Let me briefly hit the big picture on the debate. The two insta polls out, from CBS and CNN, show that McCain lost by a large margin, by 13 percent or so. That large a gap means independents in particular didn’t like his performance (by 22 percent in this poll). And that is no big surprise since for independents, who fundamentally don’t like partisan politics — that’s why they aren’t a member of either party — repeatedly showing contempt for one’s opponent is a highly visible and undesirable quality in a potential president, especially someone who is supposed to be a reach-across-the-aisle bipartisan guy.
On the energy front, McCain continues to push a lie that has been so well debunked factually, you simply have to wonder what is going on inside his head:
I have voted for alternate fuel all of my time …
No one can be opposed to alternate energy.
I don’t know which is of those statements is more disturbing. The first is a staggering lie as the voting record demonstrates irrefutably.
The second sentence presumably means “no one in their right mind can be opposed to the obvious energy solution for this country” or, more simple, “support for alternative energy is just plain common sense.”
It is a shockingly delusional line from someone who has one of the longest and strongest records against alternative energy in the Senate. It is also frighteningly similar to the equally earnest, but equally delusional defense he offered at the Aspen Institute when asked about the eight straight votes he missed on extending renewable energy tax credits in the past year:
I have a long record of that support of alternate energy. I come from a state where we have sunshine 360 days a year … I’ve always been for all of those and I have not missed any crucial vote.
In fact, during the debate, McCain said: “No one from Arizona is against solar.” Sure, it’s only common sense that someone who comes from such a sunny state would support solar energy. And yet McCain doesn’t — which ought to tell you all you need to know about him.

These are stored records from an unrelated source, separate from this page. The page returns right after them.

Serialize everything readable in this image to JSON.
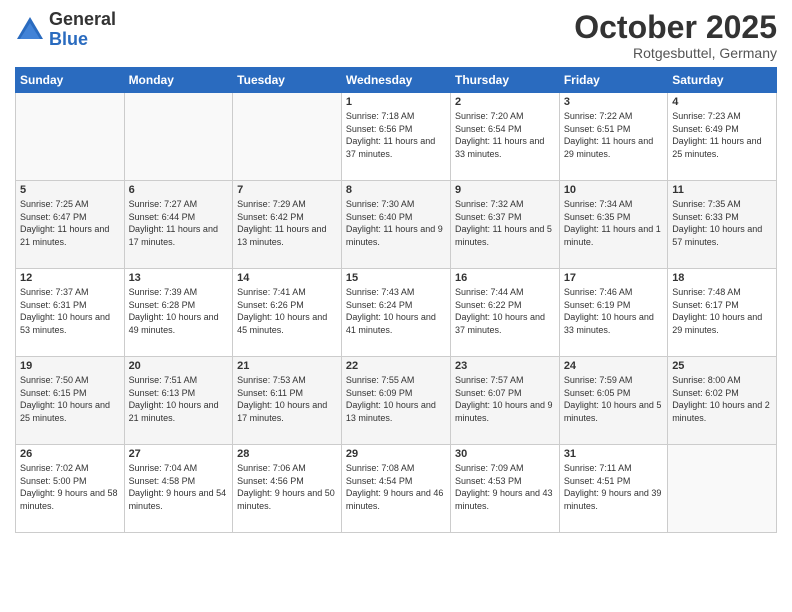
{
  "header": {
    "logo_general": "General",
    "logo_blue": "Blue",
    "month_title": "October 2025",
    "location": "Rotgesbuttel, Germany"
  },
  "weekdays": [
    "Sunday",
    "Monday",
    "Tuesday",
    "Wednesday",
    "Thursday",
    "Friday",
    "Saturday"
  ],
  "weeks": [
    [
      {
        "day": "",
        "sunrise": "",
        "sunset": "",
        "daylight": ""
      },
      {
        "day": "",
        "sunrise": "",
        "sunset": "",
        "daylight": ""
      },
      {
        "day": "",
        "sunrise": "",
        "sunset": "",
        "daylight": ""
      },
      {
        "day": "1",
        "sunrise": "Sunrise: 7:18 AM",
        "sunset": "Sunset: 6:56 PM",
        "daylight": "Daylight: 11 hours and 37 minutes."
      },
      {
        "day": "2",
        "sunrise": "Sunrise: 7:20 AM",
        "sunset": "Sunset: 6:54 PM",
        "daylight": "Daylight: 11 hours and 33 minutes."
      },
      {
        "day": "3",
        "sunrise": "Sunrise: 7:22 AM",
        "sunset": "Sunset: 6:51 PM",
        "daylight": "Daylight: 11 hours and 29 minutes."
      },
      {
        "day": "4",
        "sunrise": "Sunrise: 7:23 AM",
        "sunset": "Sunset: 6:49 PM",
        "daylight": "Daylight: 11 hours and 25 minutes."
      }
    ],
    [
      {
        "day": "5",
        "sunrise": "Sunrise: 7:25 AM",
        "sunset": "Sunset: 6:47 PM",
        "daylight": "Daylight: 11 hours and 21 minutes."
      },
      {
        "day": "6",
        "sunrise": "Sunrise: 7:27 AM",
        "sunset": "Sunset: 6:44 PM",
        "daylight": "Daylight: 11 hours and 17 minutes."
      },
      {
        "day": "7",
        "sunrise": "Sunrise: 7:29 AM",
        "sunset": "Sunset: 6:42 PM",
        "daylight": "Daylight: 11 hours and 13 minutes."
      },
      {
        "day": "8",
        "sunrise": "Sunrise: 7:30 AM",
        "sunset": "Sunset: 6:40 PM",
        "daylight": "Daylight: 11 hours and 9 minutes."
      },
      {
        "day": "9",
        "sunrise": "Sunrise: 7:32 AM",
        "sunset": "Sunset: 6:37 PM",
        "daylight": "Daylight: 11 hours and 5 minutes."
      },
      {
        "day": "10",
        "sunrise": "Sunrise: 7:34 AM",
        "sunset": "Sunset: 6:35 PM",
        "daylight": "Daylight: 11 hours and 1 minute."
      },
      {
        "day": "11",
        "sunrise": "Sunrise: 7:35 AM",
        "sunset": "Sunset: 6:33 PM",
        "daylight": "Daylight: 10 hours and 57 minutes."
      }
    ],
    [
      {
        "day": "12",
        "sunrise": "Sunrise: 7:37 AM",
        "sunset": "Sunset: 6:31 PM",
        "daylight": "Daylight: 10 hours and 53 minutes."
      },
      {
        "day": "13",
        "sunrise": "Sunrise: 7:39 AM",
        "sunset": "Sunset: 6:28 PM",
        "daylight": "Daylight: 10 hours and 49 minutes."
      },
      {
        "day": "14",
        "sunrise": "Sunrise: 7:41 AM",
        "sunset": "Sunset: 6:26 PM",
        "daylight": "Daylight: 10 hours and 45 minutes."
      },
      {
        "day": "15",
        "sunrise": "Sunrise: 7:43 AM",
        "sunset": "Sunset: 6:24 PM",
        "daylight": "Daylight: 10 hours and 41 minutes."
      },
      {
        "day": "16",
        "sunrise": "Sunrise: 7:44 AM",
        "sunset": "Sunset: 6:22 PM",
        "daylight": "Daylight: 10 hours and 37 minutes."
      },
      {
        "day": "17",
        "sunrise": "Sunrise: 7:46 AM",
        "sunset": "Sunset: 6:19 PM",
        "daylight": "Daylight: 10 hours and 33 minutes."
      },
      {
        "day": "18",
        "sunrise": "Sunrise: 7:48 AM",
        "sunset": "Sunset: 6:17 PM",
        "daylight": "Daylight: 10 hours and 29 minutes."
      }
    ],
    [
      {
        "day": "19",
        "sunrise": "Sunrise: 7:50 AM",
        "sunset": "Sunset: 6:15 PM",
        "daylight": "Daylight: 10 hours and 25 minutes."
      },
      {
        "day": "20",
        "sunrise": "Sunrise: 7:51 AM",
        "sunset": "Sunset: 6:13 PM",
        "daylight": "Daylight: 10 hours and 21 minutes."
      },
      {
        "day": "21",
        "sunrise": "Sunrise: 7:53 AM",
        "sunset": "Sunset: 6:11 PM",
        "daylight": "Daylight: 10 hours and 17 minutes."
      },
      {
        "day": "22",
        "sunrise": "Sunrise: 7:55 AM",
        "sunset": "Sunset: 6:09 PM",
        "daylight": "Daylight: 10 hours and 13 minutes."
      },
      {
        "day": "23",
        "sunrise": "Sunrise: 7:57 AM",
        "sunset": "Sunset: 6:07 PM",
        "daylight": "Daylight: 10 hours and 9 minutes."
      },
      {
        "day": "24",
        "sunrise": "Sunrise: 7:59 AM",
        "sunset": "Sunset: 6:05 PM",
        "daylight": "Daylight: 10 hours and 5 minutes."
      },
      {
        "day": "25",
        "sunrise": "Sunrise: 8:00 AM",
        "sunset": "Sunset: 6:02 PM",
        "daylight": "Daylight: 10 hours and 2 minutes."
      }
    ],
    [
      {
        "day": "26",
        "sunrise": "Sunrise: 7:02 AM",
        "sunset": "Sunset: 5:00 PM",
        "daylight": "Daylight: 9 hours and 58 minutes."
      },
      {
        "day": "27",
        "sunrise": "Sunrise: 7:04 AM",
        "sunset": "Sunset: 4:58 PM",
        "daylight": "Daylight: 9 hours and 54 minutes."
      },
      {
        "day": "28",
        "sunrise": "Sunrise: 7:06 AM",
        "sunset": "Sunset: 4:56 PM",
        "daylight": "Daylight: 9 hours and 50 minutes."
      },
      {
        "day": "29",
        "sunrise": "Sunrise: 7:08 AM",
        "sunset": "Sunset: 4:54 PM",
        "daylight": "Daylight: 9 hours and 46 minutes."
      },
      {
        "day": "30",
        "sunrise": "Sunrise: 7:09 AM",
        "sunset": "Sunset: 4:53 PM",
        "daylight": "Daylight: 9 hours and 43 minutes."
      },
      {
        "day": "31",
        "sunrise": "Sunrise: 7:11 AM",
        "sunset": "Sunset: 4:51 PM",
        "daylight": "Daylight: 9 hours and 39 minutes."
      },
      {
        "day": "",
        "sunrise": "",
        "sunset": "",
        "daylight": ""
      }
    ]
  ]
}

With apologies to my regular readers, it simply bears repeating that McCain voted with Inhofe and against clean energy and the environment a staggering 42 out of 44 times since the mid-1990s — even ignoring the votes McCain missed where he would have sided with Inhofe. This decade alone he has cast a vote after vote against clean energy incentives and “renewable portfolio standard” (RPS):
- Tax credits for clean energy R&D (2001)
- Require a 20 percent RPS where utilities buy 20 percent clean energy (’02)
- Reduce 20 percent RPS requirement (’02)
- Waive 20 percent RPS if utilities balk (’02)
- Increase clean energy R&D funding (’05)
- Clean energy incentives (’05)
- An RPS to require utilities [to] buy some clean energy (’05)
- Tax oil companies windfall profits to fund clean energy (’05)
In every case, McCain voted against renewables, as did James “Global warming is ‘the greatest hoax ever perpetrated on the American people'” Inhofe.
McCain is at best an out-of-touch greenwasher and at worst simply a pathological liar.
Finally, as someone who is a student of strategy, who was the final editor for the Department of Energy strategic plan in the mid-1990s, it is really, really worrisome that a man seeking the highest office in the land not only doesn’t understand the difference between a tactic and a strategy, but he actually has also taken to lecturing others that they are the one who don’t understand.
This isn’t hard. Strategy is the overarching goal, while tactics are the ways (the operational plans) you employ to achieve that goal. The surge is almost the very definition of a tactic, since it was a short-term boost in troop numbers. The key initial strategic decision was whether or not the threat posed by Saddam Hussein justified going to war in the first place.